(Collected data entries)
■ ■ ■ ■ ■ ■ ■
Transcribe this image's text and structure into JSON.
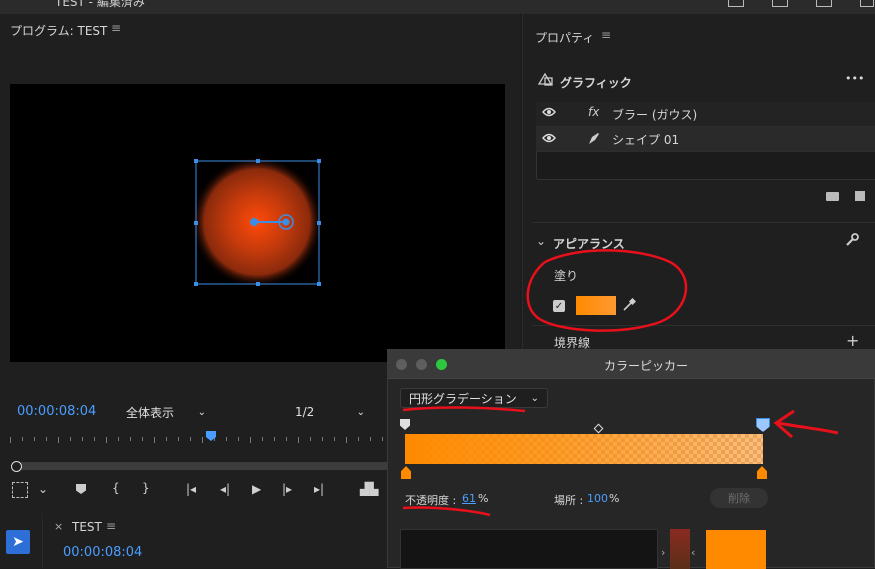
{
  "app": {
    "window_title_partial": "TEST - 編集済み"
  },
  "program_monitor": {
    "title": "プログラム: TEST",
    "timecode": "00:00:08:04",
    "zoom": "全体表示",
    "resolution": "1/2"
  },
  "properties": {
    "title": "プロパティ",
    "graphic_label": "グラフィック",
    "more": "•••",
    "layers": [
      {
        "name": "ブラー (ガウス)",
        "icon": "fx"
      },
      {
        "name": "シェイプ 01",
        "icon": "pen-icon"
      }
    ],
    "appearance_label": "アピアランス",
    "fill_label": "塗り",
    "fill_checked": true,
    "stroke_label": "境界線"
  },
  "color_picker": {
    "title": "カラーピッカー",
    "gradient_type": "円形グラデーション",
    "opacity_label": "不透明度 :",
    "opacity_value": "61",
    "opacity_unit": "%",
    "location_label": "場所 :",
    "location_value": "100",
    "location_unit": "%",
    "delete_label": "削除",
    "colors": {
      "gradient_start": "#ff8a00",
      "gradient_end": "#ffa040"
    }
  },
  "timeline": {
    "title": "TEST",
    "timecode": "00:00:08:04"
  },
  "colors": {
    "accent": "#4a9eff",
    "annotation": "#e8101a"
  }
}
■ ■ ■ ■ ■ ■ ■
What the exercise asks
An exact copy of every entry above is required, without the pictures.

Exercise answer
Transcribe this image's text and structure into JSON.
{
  "app": {
    "window_title_partial": "TEST - 編集済み"
  },
  "program_monitor": {
    "title": "プログラム: TEST",
    "timecode": "00:00:08:04",
    "zoom": "全体表示",
    "resolution": "1/2"
  },
  "properties": {
    "title": "プロパティ",
    "graphic_label": "グラフィック",
    "more": "•••",
    "layers": [
      {
        "name": "ブラー (ガウス)",
        "icon": "fx"
      },
      {
        "name": "シェイプ 01",
        "icon": "pen-icon"
      }
    ],
    "appearance_label": "アピアランス",
    "fill_label": "塗り",
    "fill_checked": true,
    "stroke_label": "境界線"
  },
  "color_picker": {
    "title": "カラーピッカー",
    "gradient_type": "円形グラデーション",
    "opacity_label": "不透明度 :",
    "opacity_value": "61",
    "opacity_unit": "%",
    "location_label": "場所 :",
    "location_value": "100",
    "location_unit": "%",
    "delete_label": "削除",
    "colors": {
      "gradient_start": "#ff8a00",
      "gradient_end": "#ffa040"
    }
  },
  "timeline": {
    "title": "TEST",
    "timecode": "00:00:08:04"
  },
  "colors": {
    "accent": "#4a9eff",
    "annotation": "#e8101a"
  }
}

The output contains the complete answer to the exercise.